Evidence for abundant isolated magnetic nanoparticles at the Paleocene–Eocene boundary
1. Huapei Wang (a)
2. Dennis V. Kent (a, b)
3. Michael J. Jackson (c)
a. Earth and Planetary Sciences, Rutgers University, Piscataway, NJ 08854;
b. Lamont-Doherty Earth Observatory of Columbia University, Palisades, NY 10964; and
c. Institute for Rock Magnetism, Department of Geology and Geophysics, University of Minnesota, Minneapolis, MN 55455
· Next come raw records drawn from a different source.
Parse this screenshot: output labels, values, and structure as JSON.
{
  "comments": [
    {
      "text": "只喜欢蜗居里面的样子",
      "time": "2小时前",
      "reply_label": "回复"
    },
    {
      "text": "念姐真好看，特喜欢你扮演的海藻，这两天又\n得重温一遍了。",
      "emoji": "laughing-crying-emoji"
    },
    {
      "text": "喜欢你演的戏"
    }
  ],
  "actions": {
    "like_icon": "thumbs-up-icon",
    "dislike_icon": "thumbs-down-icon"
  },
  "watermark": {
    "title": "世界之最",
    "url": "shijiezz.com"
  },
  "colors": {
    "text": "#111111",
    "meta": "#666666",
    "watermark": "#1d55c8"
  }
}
New rock magnetic results (thermal fluctuation tomography, high-resolution first-order reversal curves and low temperature measurements) for samples from the Paleocene–Eocene thermal maximum and carbon isotope excursion in cored sections at Ancora and Wilson Lake on the Atlantic Coastal Plain of New Jersey indicate the presence of predominantly isolated, near-equidimensional single-domain magnetic particles rather than the chain patterns observed in a cultured magnetotactic bacteria sample or magnetofossils in extracts. The various published results can be reconciled with the recognition that chain magnetosomes tend to be preferentially extracted in the magnetic separation process but, as we show, may represent only a small fraction of the overall magnetic assemblage that accounts for the greatly enhanced magnetization of the carbon isotope excursion sediment but whose origin is thus unclear.